Fascinated with the culturally mundane, he took ordinary items that possessed mass appeal (in other words, whether millionaire or pauper, everyone bought Campbell’s soup and were fans of Marilyn Monroe).
The simplicity of his work allowed him to hire associates to mass produce that what was mass produced.
Ironically, his indifference to other art movements proved to be wildly popular with many – leaving others to take on the challenge of defining art itself.
Expanding into film (Trash, Flesh and Chelsea Girls) and music (The Velvet Underground & Nico), Warhol surrounded himself with an eclectic entourage of models, crossdressers and assorted human oddities. And by the mid 60s, his presence was as in demand as his art.
Campbell Soup: Obsessed with consumer packaging and the fourth estate, this display is his most famous. His Small, Torn Campbell Soup Can sold for just under $12,000,000 in 2006.
Triple Elvis: One of the best-known pieces, his repetition of other cultural icons included Marilyn Monroe, Chairman Mao and Jackie O.
We surveyed our Covalent crew (quite the mishmash of creative talents and tastes) for some favorite examples of Pop Art.
#1: Stafford Wood: 1989 Retrospect Collection by Keith Haring (Just like rock ‘n roll, a whole lotta shakin’ goin’ on)
#2: Stacey Vincent: Maniac by Victoria Topping (This work jumps off the page – and messes with your head)
#3: Darren Vincent: Drowning Girl by Roy Lichtenstein (Though from a comic book, it still gives you that sinking feeling)
#4: Sally Wood: Sgt. Pepper’s Album by Peter Blake (It’s certainly a thrill…and guaranteed to raise a smile)
#5: James Thyraththongsay: Kanye Bear by Takashi Murakami (Inspired by the rapper? Bling it on!)

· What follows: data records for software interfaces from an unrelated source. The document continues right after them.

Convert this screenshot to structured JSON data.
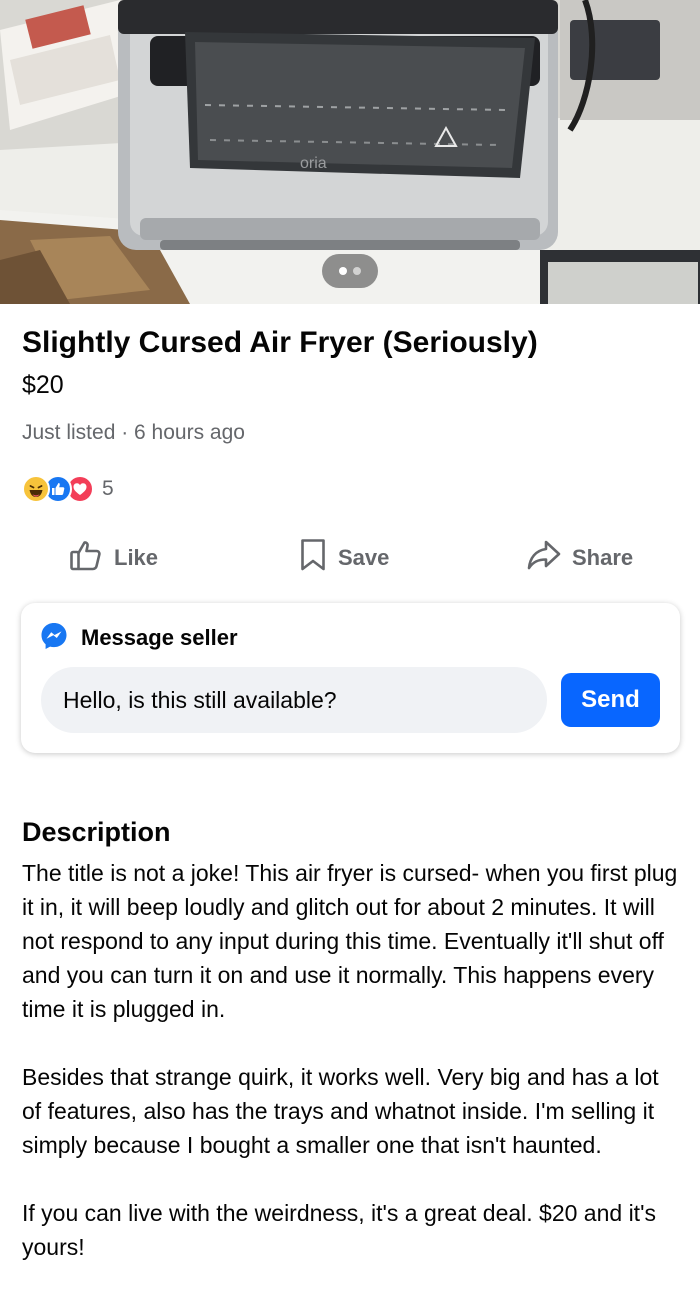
{
  "listing": {
    "title": "Slightly Cursed Air Fryer (Seriously)",
    "price": "$20",
    "meta": "Just listed · 6 hours ago",
    "reaction_count": "5",
    "photo_pages": 2,
    "photo_current": 1
  },
  "actions": {
    "like_label": "Like",
    "save_label": "Save",
    "share_label": "Share"
  },
  "message": {
    "header": "Message seller",
    "input_value": "Hello, is this still available?",
    "send_label": "Send"
  },
  "description": {
    "heading": "Description",
    "paragraphs": [
      "The title is not a joke! This air fryer is cursed- when you first plug it in, it will beep loudly and glitch out for about 2 minutes. It will not respond to any input during this time. Eventually it'll shut off and you can turn it on and use it normally. This happens every time it is plugged in.",
      "Besides that strange quirk, it works well. Very big and has a lot of features, also has the trays and whatnot inside. I'm selling it simply because I bought a smaller one that isn't haunted.",
      "If you can live with the weirdness, it's a great deal. $20 and it's yours!"
    ]
  },
  "photo": {
    "brand_mark": "oria"
  },
  "icons": {
    "like": "thumbs-up-icon",
    "save": "bookmark-icon",
    "share": "share-arrow-icon",
    "messenger": "messenger-icon",
    "reactions": [
      "haha-reaction-icon",
      "like-reaction-icon",
      "love-reaction-icon"
    ]
  },
  "colors": {
    "accent": "#0866ff",
    "messenger": "#1877f2",
    "secondary_text": "#65676b",
    "input_bg": "#f0f2f5",
    "love": "#f33e58",
    "haha": "#f7c33b"
  }
}
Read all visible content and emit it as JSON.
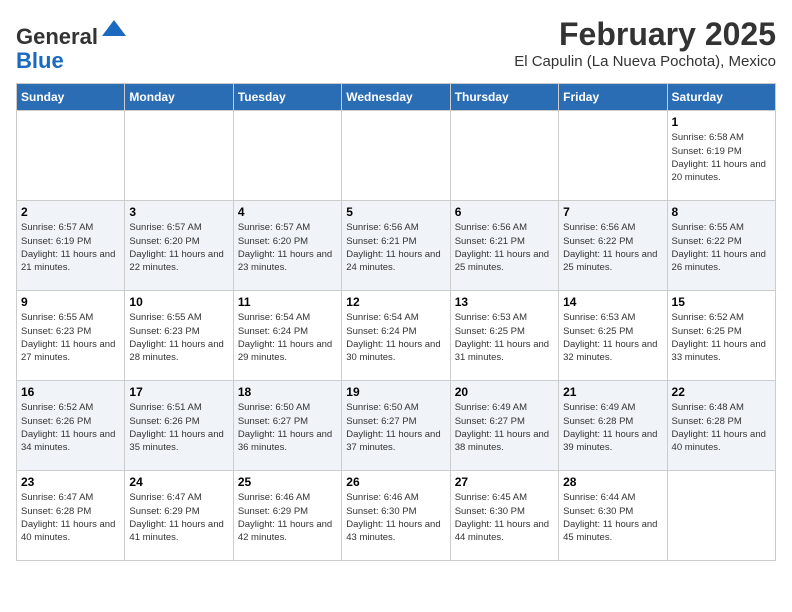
{
  "header": {
    "logo_line1": "General",
    "logo_line2": "Blue",
    "month_title": "February 2025",
    "location": "El Capulin (La Nueva Pochota), Mexico"
  },
  "weekdays": [
    "Sunday",
    "Monday",
    "Tuesday",
    "Wednesday",
    "Thursday",
    "Friday",
    "Saturday"
  ],
  "weeks": [
    [
      {
        "day": "",
        "info": ""
      },
      {
        "day": "",
        "info": ""
      },
      {
        "day": "",
        "info": ""
      },
      {
        "day": "",
        "info": ""
      },
      {
        "day": "",
        "info": ""
      },
      {
        "day": "",
        "info": ""
      },
      {
        "day": "1",
        "info": "Sunrise: 6:58 AM\nSunset: 6:19 PM\nDaylight: 11 hours and 20 minutes."
      }
    ],
    [
      {
        "day": "2",
        "info": "Sunrise: 6:57 AM\nSunset: 6:19 PM\nDaylight: 11 hours and 21 minutes."
      },
      {
        "day": "3",
        "info": "Sunrise: 6:57 AM\nSunset: 6:20 PM\nDaylight: 11 hours and 22 minutes."
      },
      {
        "day": "4",
        "info": "Sunrise: 6:57 AM\nSunset: 6:20 PM\nDaylight: 11 hours and 23 minutes."
      },
      {
        "day": "5",
        "info": "Sunrise: 6:56 AM\nSunset: 6:21 PM\nDaylight: 11 hours and 24 minutes."
      },
      {
        "day": "6",
        "info": "Sunrise: 6:56 AM\nSunset: 6:21 PM\nDaylight: 11 hours and 25 minutes."
      },
      {
        "day": "7",
        "info": "Sunrise: 6:56 AM\nSunset: 6:22 PM\nDaylight: 11 hours and 25 minutes."
      },
      {
        "day": "8",
        "info": "Sunrise: 6:55 AM\nSunset: 6:22 PM\nDaylight: 11 hours and 26 minutes."
      }
    ],
    [
      {
        "day": "9",
        "info": "Sunrise: 6:55 AM\nSunset: 6:23 PM\nDaylight: 11 hours and 27 minutes."
      },
      {
        "day": "10",
        "info": "Sunrise: 6:55 AM\nSunset: 6:23 PM\nDaylight: 11 hours and 28 minutes."
      },
      {
        "day": "11",
        "info": "Sunrise: 6:54 AM\nSunset: 6:24 PM\nDaylight: 11 hours and 29 minutes."
      },
      {
        "day": "12",
        "info": "Sunrise: 6:54 AM\nSunset: 6:24 PM\nDaylight: 11 hours and 30 minutes."
      },
      {
        "day": "13",
        "info": "Sunrise: 6:53 AM\nSunset: 6:25 PM\nDaylight: 11 hours and 31 minutes."
      },
      {
        "day": "14",
        "info": "Sunrise: 6:53 AM\nSunset: 6:25 PM\nDaylight: 11 hours and 32 minutes."
      },
      {
        "day": "15",
        "info": "Sunrise: 6:52 AM\nSunset: 6:25 PM\nDaylight: 11 hours and 33 minutes."
      }
    ],
    [
      {
        "day": "16",
        "info": "Sunrise: 6:52 AM\nSunset: 6:26 PM\nDaylight: 11 hours and 34 minutes."
      },
      {
        "day": "17",
        "info": "Sunrise: 6:51 AM\nSunset: 6:26 PM\nDaylight: 11 hours and 35 minutes."
      },
      {
        "day": "18",
        "info": "Sunrise: 6:50 AM\nSunset: 6:27 PM\nDaylight: 11 hours and 36 minutes."
      },
      {
        "day": "19",
        "info": "Sunrise: 6:50 AM\nSunset: 6:27 PM\nDaylight: 11 hours and 37 minutes."
      },
      {
        "day": "20",
        "info": "Sunrise: 6:49 AM\nSunset: 6:27 PM\nDaylight: 11 hours and 38 minutes."
      },
      {
        "day": "21",
        "info": "Sunrise: 6:49 AM\nSunset: 6:28 PM\nDaylight: 11 hours and 39 minutes."
      },
      {
        "day": "22",
        "info": "Sunrise: 6:48 AM\nSunset: 6:28 PM\nDaylight: 11 hours and 40 minutes."
      }
    ],
    [
      {
        "day": "23",
        "info": "Sunrise: 6:47 AM\nSunset: 6:28 PM\nDaylight: 11 hours and 40 minutes."
      },
      {
        "day": "24",
        "info": "Sunrise: 6:47 AM\nSunset: 6:29 PM\nDaylight: 11 hours and 41 minutes."
      },
      {
        "day": "25",
        "info": "Sunrise: 6:46 AM\nSunset: 6:29 PM\nDaylight: 11 hours and 42 minutes."
      },
      {
        "day": "26",
        "info": "Sunrise: 6:46 AM\nSunset: 6:30 PM\nDaylight: 11 hours and 43 minutes."
      },
      {
        "day": "27",
        "info": "Sunrise: 6:45 AM\nSunset: 6:30 PM\nDaylight: 11 hours and 44 minutes."
      },
      {
        "day": "28",
        "info": "Sunrise: 6:44 AM\nSunset: 6:30 PM\nDaylight: 11 hours and 45 minutes."
      },
      {
        "day": "",
        "info": ""
      }
    ]
  ]
}
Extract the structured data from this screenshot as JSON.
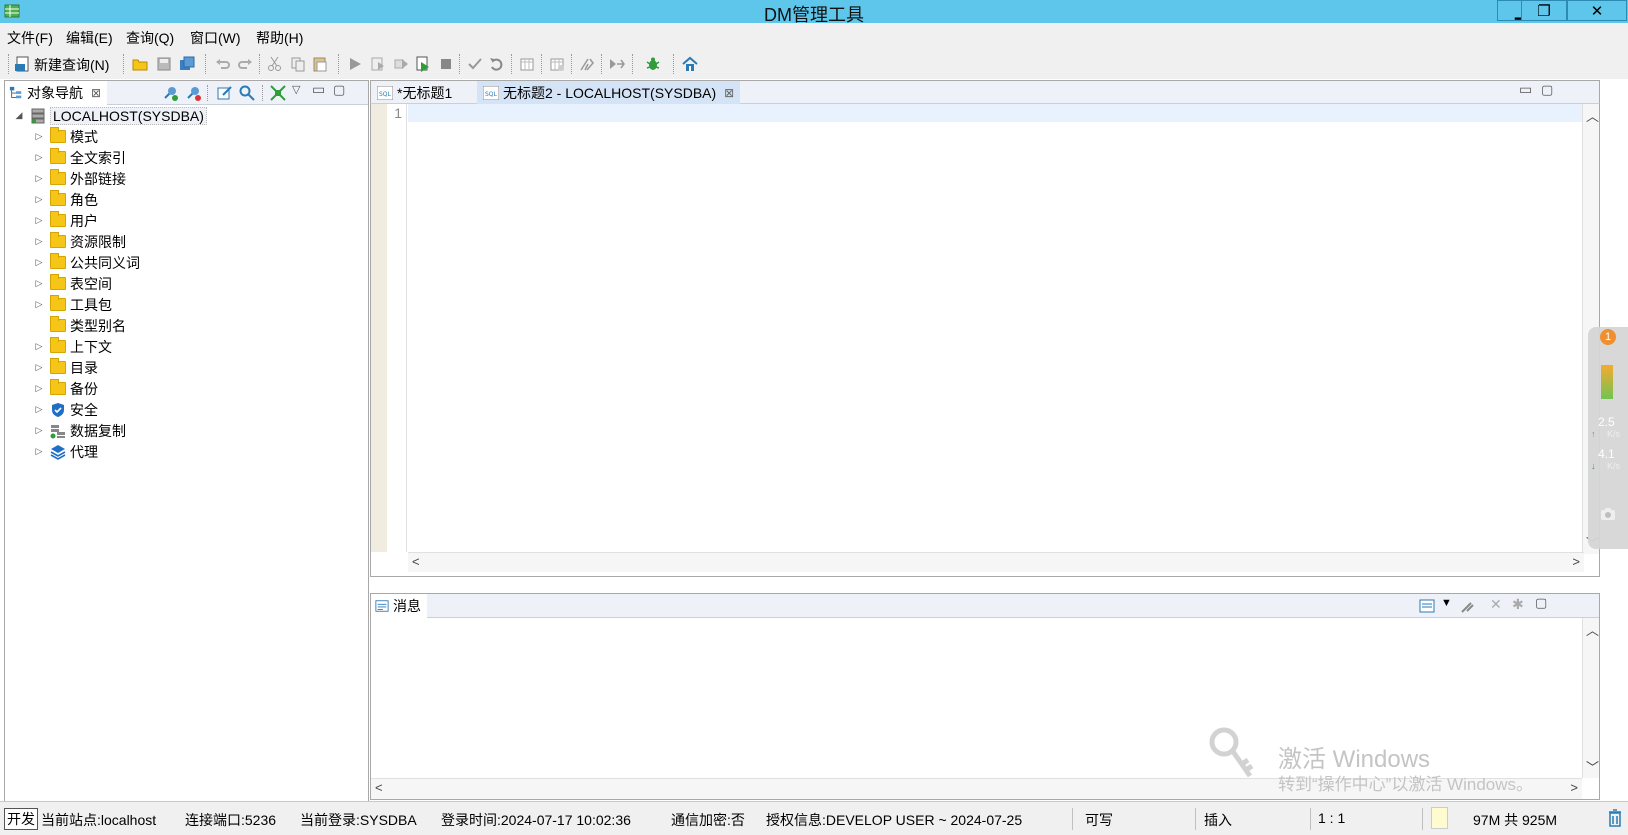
{
  "window": {
    "title": "DM管理工具",
    "min": "▁",
    "max": "❐",
    "close": "✕"
  },
  "menu": [
    "文件(F)",
    "编辑(E)",
    "查询(Q)",
    "窗口(W)",
    "帮助(H)"
  ],
  "toolbar": {
    "new_query": "新建查询(N)"
  },
  "navigator": {
    "tab_label": "对象导航",
    "root": "LOCALHOST(SYSDBA)",
    "items": [
      "模式",
      "全文索引",
      "外部链接",
      "角色",
      "用户",
      "资源限制",
      "公共同义词",
      "表空间",
      "工具包",
      "类型别名",
      "上下文",
      "目录",
      "备份",
      "安全",
      "数据复制",
      "代理"
    ]
  },
  "editor": {
    "tabs": [
      "*无标题1",
      "无标题2 - LOCALHOST(SYSDBA)"
    ],
    "line_number": "1"
  },
  "messages": {
    "tab_label": "消息"
  },
  "floating_widget": {
    "badge": "1",
    "up_speed": "2.5",
    "down_speed": "4.1",
    "unit": "K/s"
  },
  "watermark": {
    "line1": "激活 Windows",
    "line2": "转到“操作中心”以激活 Windows。"
  },
  "status": {
    "mode_badge": "开发",
    "site": "当前站点:localhost",
    "port": "连接端口:5236",
    "login_user": "当前登录:SYSDBA",
    "login_time": "登录时间:2024-07-17 10:02:36",
    "encryption": "通信加密:否",
    "license": "授权信息:DEVELOP USER ~ 2024-07-25",
    "writable": "可写",
    "insert_mode": "插入",
    "cursor_pos": "1 : 1",
    "memory": "97M 共 925M"
  },
  "colors": {
    "titlebar": "#5ec6ea",
    "folder": "#f5c518",
    "current_line": "#e8f2fe"
  }
}
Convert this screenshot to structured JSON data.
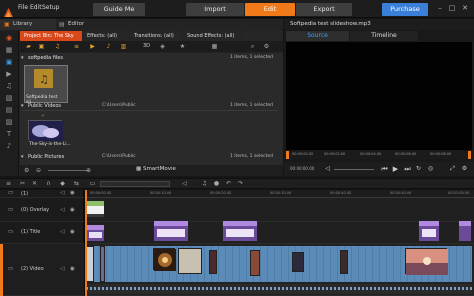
{
  "menu": {
    "file": "File",
    "edit": "Edit",
    "setup": "Setup"
  },
  "nav": {
    "guide": "Guide Me",
    "import": "Import",
    "edit": "Edit",
    "export": "Export",
    "purchase": "Purchase"
  },
  "library": {
    "library_tab": "Library",
    "editor_tab": "Editor",
    "panel_tabs": [
      "Project Bin: The Sky is...",
      "Effects: (all)",
      "Transitions: (all)",
      "Sound Effects: (all)"
    ],
    "groups": [
      {
        "name": "softpedia files",
        "path": "",
        "count": "1 items, 1 selected"
      },
      {
        "name": "Public Videos",
        "path": "C:\\Users\\Public",
        "count": "1 items, 1 selected"
      },
      {
        "name": "Public Pictures",
        "path": "C:\\Users\\Public",
        "count": "1 items, 1 selected"
      }
    ],
    "thumbs": [
      "Softpedia test sli...",
      "The-Sky-is-the-Li..."
    ],
    "footer": "SmartMovie"
  },
  "player": {
    "title": "Softpedia test slideshow.mp3",
    "tabs": [
      "Source",
      "Timeline"
    ],
    "timecodes": [
      "00:00:00.00",
      "00:00:02.00",
      "00:00:04.00",
      "00:00:06.00",
      "00:00:08.00",
      "00:00:10.00"
    ],
    "current_time": "00:00:00.00"
  },
  "timeline": {
    "tracks": [
      {
        "name": "(1)"
      },
      {
        "name": "(0) Overlay"
      },
      {
        "name": "(1) Title"
      },
      {
        "name": "(2) Video"
      }
    ],
    "ruler": [
      "00:00:00.00",
      "00:00:10.00",
      "00:00:20.00",
      "00:00:30.00",
      "00:00:40.00",
      "00:00:50.00",
      "00:01:00.00"
    ]
  },
  "colors": {
    "accent_orange": "#f07a1a",
    "purchase_blue": "#3a80d8",
    "selected_tab": "#d8481a",
    "clip_purple": "#8b5fc9",
    "clip_blue": "#5b8bb8"
  }
}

#6: Theresa Stewart: Prada Marfa by Elmgreen and Dragset (Fake boutique becomes roadside attraction)
#7: Fernanda Collins: Follow Me by Romero Britto (In pop art, love is often a running theme)